> _Description of the task_
In the copy, include no images. Reproduce the entries exactly.
=== Begin Enclosure ===
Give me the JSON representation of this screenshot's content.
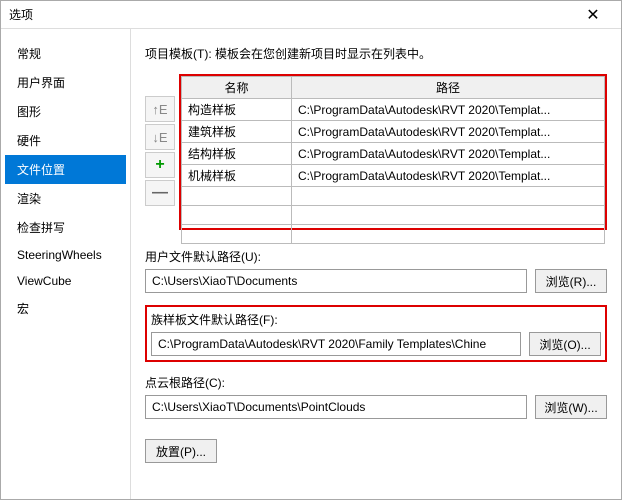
{
  "title": "选项",
  "sidebar": {
    "items": [
      {
        "label": "常规"
      },
      {
        "label": "用户界面"
      },
      {
        "label": "图形"
      },
      {
        "label": "硬件"
      },
      {
        "label": "文件位置"
      },
      {
        "label": "渲染"
      },
      {
        "label": "检查拼写"
      },
      {
        "label": "SteeringWheels"
      },
      {
        "label": "ViewCube"
      },
      {
        "label": "宏"
      }
    ]
  },
  "heading": "项目模板(T): 模板会在您创建新项目时显示在列表中。",
  "table": {
    "col_name": "名称",
    "col_path": "路径",
    "rows": [
      {
        "name": "构造样板",
        "path": "C:\\ProgramData\\Autodesk\\RVT 2020\\Templat..."
      },
      {
        "name": "建筑样板",
        "path": "C:\\ProgramData\\Autodesk\\RVT 2020\\Templat..."
      },
      {
        "name": "结构样板",
        "path": "C:\\ProgramData\\Autodesk\\RVT 2020\\Templat..."
      },
      {
        "name": "机械样板",
        "path": "C:\\ProgramData\\Autodesk\\RVT 2020\\Templat..."
      }
    ]
  },
  "buttons": {
    "up": "↑E",
    "down": "↓E",
    "add": "+",
    "remove": "—"
  },
  "user_path": {
    "label": "用户文件默认路径(U):",
    "value": "C:\\Users\\XiaoT\\Documents",
    "browse": "浏览(R)..."
  },
  "family_path": {
    "label": "族样板文件默认路径(F):",
    "value": "C:\\ProgramData\\Autodesk\\RVT 2020\\Family Templates\\Chine",
    "browse": "浏览(O)..."
  },
  "pointcloud_path": {
    "label": "点云根路径(C):",
    "value": "C:\\Users\\XiaoT\\Documents\\PointClouds",
    "browse": "浏览(W)..."
  },
  "place_btn": "放置(P)..."
}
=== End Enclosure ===
> _Response to the exercise_
Give me the JSON representation of this screenshot's content.
{
  "title": "选项",
  "sidebar": {
    "items": [
      {
        "label": "常规"
      },
      {
        "label": "用户界面"
      },
      {
        "label": "图形"
      },
      {
        "label": "硬件"
      },
      {
        "label": "文件位置"
      },
      {
        "label": "渲染"
      },
      {
        "label": "检查拼写"
      },
      {
        "label": "SteeringWheels"
      },
      {
        "label": "ViewCube"
      },
      {
        "label": "宏"
      }
    ]
  },
  "heading": "项目模板(T): 模板会在您创建新项目时显示在列表中。",
  "table": {
    "col_name": "名称",
    "col_path": "路径",
    "rows": [
      {
        "name": "构造样板",
        "path": "C:\\ProgramData\\Autodesk\\RVT 2020\\Templat..."
      },
      {
        "name": "建筑样板",
        "path": "C:\\ProgramData\\Autodesk\\RVT 2020\\Templat..."
      },
      {
        "name": "结构样板",
        "path": "C:\\ProgramData\\Autodesk\\RVT 2020\\Templat..."
      },
      {
        "name": "机械样板",
        "path": "C:\\ProgramData\\Autodesk\\RVT 2020\\Templat..."
      }
    ]
  },
  "buttons": {
    "up": "↑E",
    "down": "↓E",
    "add": "+",
    "remove": "—"
  },
  "user_path": {
    "label": "用户文件默认路径(U):",
    "value": "C:\\Users\\XiaoT\\Documents",
    "browse": "浏览(R)..."
  },
  "family_path": {
    "label": "族样板文件默认路径(F):",
    "value": "C:\\ProgramData\\Autodesk\\RVT 2020\\Family Templates\\Chine",
    "browse": "浏览(O)..."
  },
  "pointcloud_path": {
    "label": "点云根路径(C):",
    "value": "C:\\Users\\XiaoT\\Documents\\PointClouds",
    "browse": "浏览(W)..."
  },
  "place_btn": "放置(P)..."
}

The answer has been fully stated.